Whether Greig stayed with Bulger all these years for love or out of fear, she can’t protect him now.
“I don’t think there’s anything she can do to help Mr. Bulger at all,” said David Rossman, a former defense attorney who now teaches law at Boston University.
“I think the government won’t have much problem tracing back and finding, over the course of 16 years, enough affirmative steps that she took to help him hide his identity.”
former defense attorney
Rossman said prosecutors have so much evidence against Bulger for so many crimes, they simply don’t need her help. But they may need her for something else. More on that in a minute, but first let’s look at her case. Greig’s facing a maximum sentence of five years in prison for allegedly harboring a fugitive.
“This’ll be a very tough case for the defense,” Rossman said. “I think the government won’t have much problem tracing back and finding, over the course of 16 years, enough affirmative steps that she took to help him hide his identity, that they’ll be able to prove that she harbored or concealed a fugitive from justice.”
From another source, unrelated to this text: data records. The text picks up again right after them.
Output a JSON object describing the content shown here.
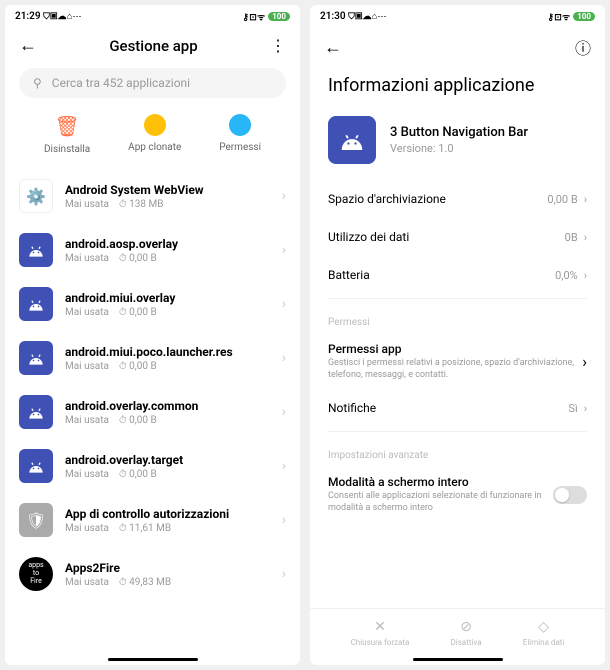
{
  "left": {
    "time": "21:29",
    "status_icons_left": "⛉ ▣ ☁ ⌂ ⋯",
    "status_icons_right": "⚷ ⊡ ᯤ",
    "battery": "100",
    "title": "Gestione app",
    "search_placeholder": "Cerca tra 452 applicazioni",
    "actions": {
      "uninstall": "Disinstalla",
      "clone": "App clonate",
      "perms": "Permessi"
    },
    "apps": [
      {
        "name": "Android System WebView",
        "usage": "Mai usata",
        "size": "138 MB",
        "icon": "gear"
      },
      {
        "name": "android.aosp.overlay",
        "usage": "Mai usata",
        "size": "0,00 B",
        "icon": "android"
      },
      {
        "name": "android.miui.overlay",
        "usage": "Mai usata",
        "size": "0,00 B",
        "icon": "android"
      },
      {
        "name": "android.miui.poco.launcher.res",
        "usage": "Mai usata",
        "size": "0,00 B",
        "icon": "android"
      },
      {
        "name": "android.overlay.common",
        "usage": "Mai usata",
        "size": "0,00 B",
        "icon": "android"
      },
      {
        "name": "android.overlay.target",
        "usage": "Mai usata",
        "size": "0,00 B",
        "icon": "android"
      },
      {
        "name": "App di controllo autorizzazioni",
        "usage": "Mai usata",
        "size": "11,61 MB",
        "icon": "shield"
      },
      {
        "name": "Apps2Fire",
        "usage": "Mai usata",
        "size": "49,83 MB",
        "icon": "a2f"
      }
    ]
  },
  "right": {
    "time": "21:30",
    "status_icons_left": "⛉ ▣ ☁ ⌂ ⋯",
    "status_icons_right": "⚷ ⊡ ᯤ",
    "battery": "100",
    "title": "Informazioni applicazione",
    "app_name": "3 Button Navigation Bar",
    "version_label": "Versione: 1.0",
    "storage_label": "Spazio d'archiviazione",
    "storage_val": "0,00 B",
    "data_label": "Utilizzo dei dati",
    "data_val": "0B",
    "battery_label": "Batteria",
    "battery_val": "0,0%",
    "perms_section": "Permessi",
    "perms_title": "Permessi app",
    "perms_desc": "Gestisci i permessi relativi a posizione, spazio d'archiviazione, telefono, messaggi, e contatti.",
    "notif_label": "Notifiche",
    "notif_val": "Sì",
    "adv_section": "Impostazioni avanzate",
    "fullscreen_title": "Modalità a schermo intero",
    "fullscreen_desc": "Consenti alle applicazioni selezionate di funzionare in modalità a schermo intero",
    "force_stop": "Chiusura forzata",
    "disable": "Disattiva",
    "clear": "Elimina dati"
  }
}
So her best choice may be to deal with prosecutors and plead guilty. Representing Greig is Reddington, who has defended high-profile murder cases such as the Wakefield office shooting in 2000.
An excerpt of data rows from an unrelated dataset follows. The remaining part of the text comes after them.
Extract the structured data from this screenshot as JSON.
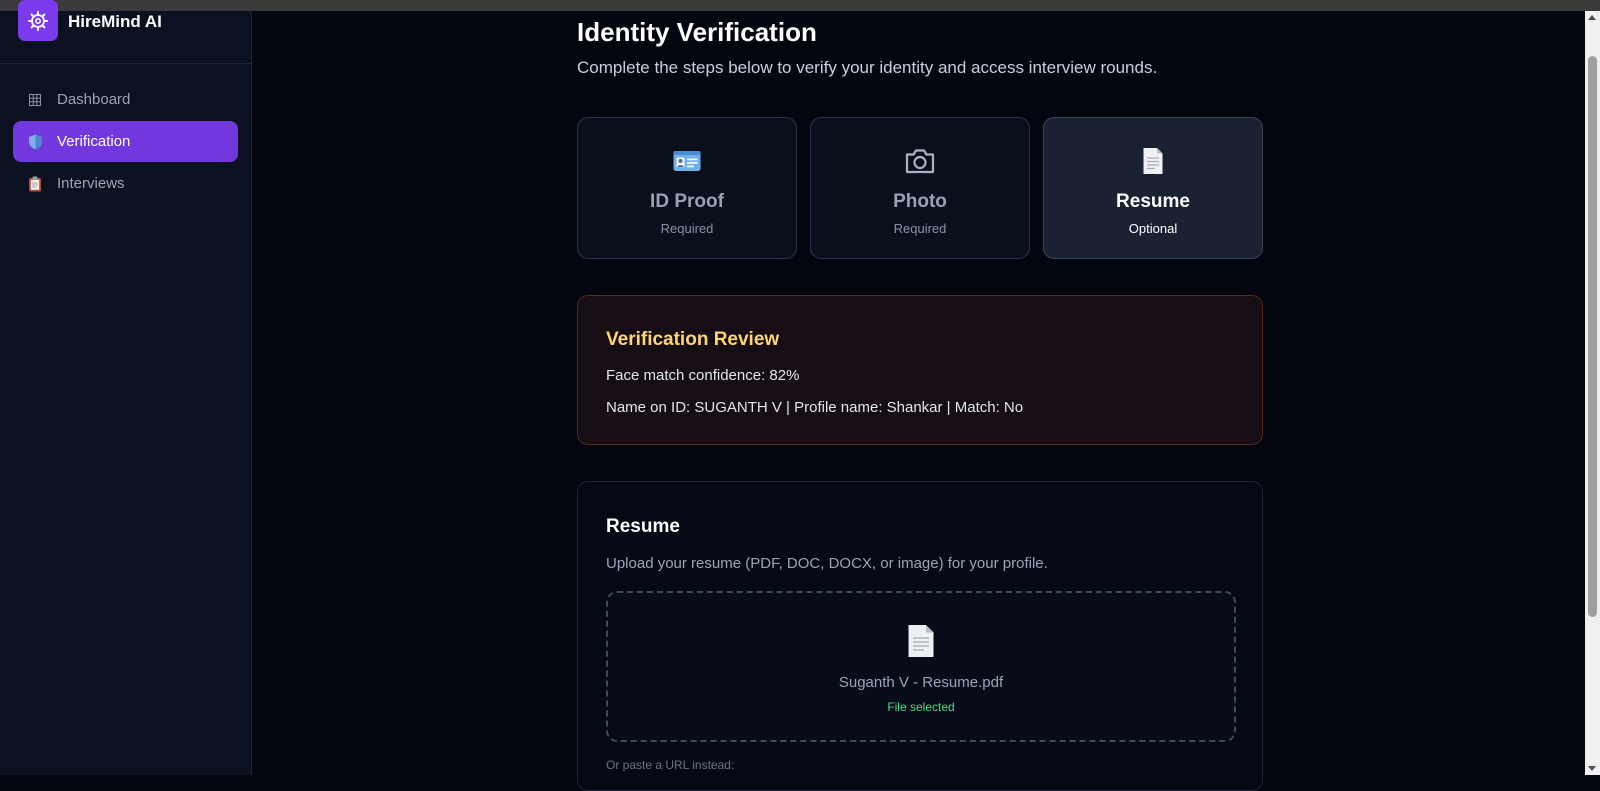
{
  "app": {
    "name": "HireMind AI"
  },
  "sidebar": {
    "items": [
      {
        "label": "Dashboard",
        "icon": "grid-icon",
        "active": false
      },
      {
        "label": "Verification",
        "icon": "shield-icon",
        "active": true
      },
      {
        "label": "Interviews",
        "icon": "clipboard-icon",
        "active": false
      }
    ]
  },
  "page": {
    "title": "Identity Verification",
    "subtitle": "Complete the steps below to verify your identity and access interview rounds."
  },
  "steps": [
    {
      "title": "ID Proof",
      "status": "Required",
      "icon": "id-card-icon",
      "current": false
    },
    {
      "title": "Photo",
      "status": "Required",
      "icon": "camera-icon",
      "current": false
    },
    {
      "title": "Resume",
      "status": "Optional",
      "icon": "document-icon",
      "current": true
    }
  ],
  "review": {
    "title": "Verification Review",
    "face_match": "Face match confidence: 82%",
    "name_match": "Name on ID: SUGANTH V | Profile name: Shankar | Match: No"
  },
  "resume": {
    "title": "Resume",
    "description": "Upload your resume (PDF, DOC, DOCX, or image) for your profile.",
    "file_name": "Suganth V - Resume.pdf",
    "file_status": "File selected",
    "url_label": "Or paste a URL instead:"
  },
  "colors": {
    "accent": "#7237dd",
    "background": "#04060f",
    "review_title": "#fcd675",
    "success": "#4ade80"
  }
}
But in another case a few years ago, Reddington prevented a murder charge for a woman who killed her husband by convincing investigators she’d suffered from domestic abuse. Similarly, Reddington may well try to show self-preservation by using Greig’s neighbors in Santa Monica, such Barbara Gluck.
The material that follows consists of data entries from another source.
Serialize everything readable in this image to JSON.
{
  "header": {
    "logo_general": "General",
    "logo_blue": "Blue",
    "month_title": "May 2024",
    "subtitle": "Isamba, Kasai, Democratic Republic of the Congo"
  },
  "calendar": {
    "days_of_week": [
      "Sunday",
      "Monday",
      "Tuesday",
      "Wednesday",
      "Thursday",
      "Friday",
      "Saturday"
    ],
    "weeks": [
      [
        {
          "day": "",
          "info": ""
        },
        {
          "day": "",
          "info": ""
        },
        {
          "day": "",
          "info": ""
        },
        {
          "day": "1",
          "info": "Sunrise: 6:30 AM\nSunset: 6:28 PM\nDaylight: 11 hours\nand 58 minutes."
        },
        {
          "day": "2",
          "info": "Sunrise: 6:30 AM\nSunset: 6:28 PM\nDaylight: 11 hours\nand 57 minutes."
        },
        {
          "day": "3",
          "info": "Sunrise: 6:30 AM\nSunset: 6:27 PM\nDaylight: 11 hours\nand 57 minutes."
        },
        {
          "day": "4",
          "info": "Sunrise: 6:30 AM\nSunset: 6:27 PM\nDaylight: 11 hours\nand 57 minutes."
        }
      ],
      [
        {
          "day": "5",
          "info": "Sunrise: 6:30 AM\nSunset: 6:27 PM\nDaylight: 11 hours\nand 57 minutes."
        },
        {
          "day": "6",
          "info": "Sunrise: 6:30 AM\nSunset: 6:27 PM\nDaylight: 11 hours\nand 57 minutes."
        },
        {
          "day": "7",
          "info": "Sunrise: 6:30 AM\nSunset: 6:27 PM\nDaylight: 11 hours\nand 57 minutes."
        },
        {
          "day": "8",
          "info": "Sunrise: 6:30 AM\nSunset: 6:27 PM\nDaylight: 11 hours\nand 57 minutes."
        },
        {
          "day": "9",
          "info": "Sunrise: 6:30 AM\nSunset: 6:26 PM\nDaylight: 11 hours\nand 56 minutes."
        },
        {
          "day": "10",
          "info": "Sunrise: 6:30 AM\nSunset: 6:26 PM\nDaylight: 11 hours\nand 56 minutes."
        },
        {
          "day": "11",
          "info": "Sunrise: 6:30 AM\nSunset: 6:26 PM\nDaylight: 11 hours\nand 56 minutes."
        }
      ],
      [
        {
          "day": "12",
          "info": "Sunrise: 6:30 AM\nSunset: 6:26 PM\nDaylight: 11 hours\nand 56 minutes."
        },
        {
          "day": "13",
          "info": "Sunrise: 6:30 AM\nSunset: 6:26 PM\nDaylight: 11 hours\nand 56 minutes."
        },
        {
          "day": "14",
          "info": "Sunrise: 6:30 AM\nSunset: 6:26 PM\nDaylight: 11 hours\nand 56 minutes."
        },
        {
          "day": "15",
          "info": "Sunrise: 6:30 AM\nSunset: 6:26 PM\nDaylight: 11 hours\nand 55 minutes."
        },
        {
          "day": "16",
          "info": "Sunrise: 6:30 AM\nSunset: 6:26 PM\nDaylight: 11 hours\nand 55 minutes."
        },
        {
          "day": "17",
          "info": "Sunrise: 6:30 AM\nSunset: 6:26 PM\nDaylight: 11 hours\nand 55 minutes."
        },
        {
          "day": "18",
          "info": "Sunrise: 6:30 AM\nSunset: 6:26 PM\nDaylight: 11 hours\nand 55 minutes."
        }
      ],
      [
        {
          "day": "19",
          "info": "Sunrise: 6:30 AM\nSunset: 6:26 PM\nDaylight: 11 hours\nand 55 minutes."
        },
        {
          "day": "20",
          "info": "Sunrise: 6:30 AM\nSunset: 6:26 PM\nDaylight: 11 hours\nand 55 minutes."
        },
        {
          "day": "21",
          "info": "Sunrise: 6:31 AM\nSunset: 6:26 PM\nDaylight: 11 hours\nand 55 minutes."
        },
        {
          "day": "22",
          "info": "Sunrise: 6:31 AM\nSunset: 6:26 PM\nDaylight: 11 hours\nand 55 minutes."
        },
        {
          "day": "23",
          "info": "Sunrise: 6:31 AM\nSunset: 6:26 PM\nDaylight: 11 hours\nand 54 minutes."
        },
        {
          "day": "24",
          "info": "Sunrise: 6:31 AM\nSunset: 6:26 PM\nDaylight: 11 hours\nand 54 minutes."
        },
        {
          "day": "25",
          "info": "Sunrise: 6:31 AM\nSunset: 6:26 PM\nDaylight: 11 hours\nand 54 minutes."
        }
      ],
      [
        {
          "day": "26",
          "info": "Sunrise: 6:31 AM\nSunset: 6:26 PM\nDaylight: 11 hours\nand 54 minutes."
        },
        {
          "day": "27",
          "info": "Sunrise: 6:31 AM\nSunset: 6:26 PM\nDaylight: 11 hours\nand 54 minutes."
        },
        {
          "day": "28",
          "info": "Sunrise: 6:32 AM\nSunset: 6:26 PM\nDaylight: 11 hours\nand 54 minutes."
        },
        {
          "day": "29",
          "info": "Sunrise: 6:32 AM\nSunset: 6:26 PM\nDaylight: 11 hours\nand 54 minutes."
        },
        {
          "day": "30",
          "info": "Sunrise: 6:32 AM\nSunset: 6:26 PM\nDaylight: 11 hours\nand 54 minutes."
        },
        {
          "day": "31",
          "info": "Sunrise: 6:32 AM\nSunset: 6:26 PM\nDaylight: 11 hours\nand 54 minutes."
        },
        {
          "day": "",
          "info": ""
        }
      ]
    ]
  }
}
“I don’t have the ability to understand how she could be with such a man!” exclaimed Gluck.
Boston attorney J.W. Carney Jr. said Reddington is very good at dealing with prosecutors.
“Kevin will try to pull together all of the aspects of the client’s background and try to humanize her in the eyes of the prosecutor and the judge,” Carney said. “In this way she’ll be able to get the fairest sentence if she decides to plead guilty.”
If she decides to plead guilty, Catherine Greig may have more than sympathy on her side.
“The big goal for the government is to get names,” Rossman said.
According to Rossman, what federal prosecutors do need help with is finding out who helped Whitey. Were there other people who gave money or other assistance so he could keep his cover all these years? And the bigger the name, the more willing the prosecution would be to reduce Greig’s sentence in a plea deal. On the other hand, Rossman said, Greig may still not want to give those people up.
“If it’s the case that friends or family of hers helped the couple, then she’s in a real difficult position,” he said.
If Greig is reluctant, the government could turn up the pressure. Sentencing guidelines suggest she realistically faces less than the five-year maximum if convicted of harboring a fugitive. But prosecutors could still add more charges to stretch out her jail time, for example, firearms charges for the guns found in their apartment, or immigration violations for crossing the Mexican border under a false identity. Those are things prosecutors may hang over Greig’s head to get her to talk.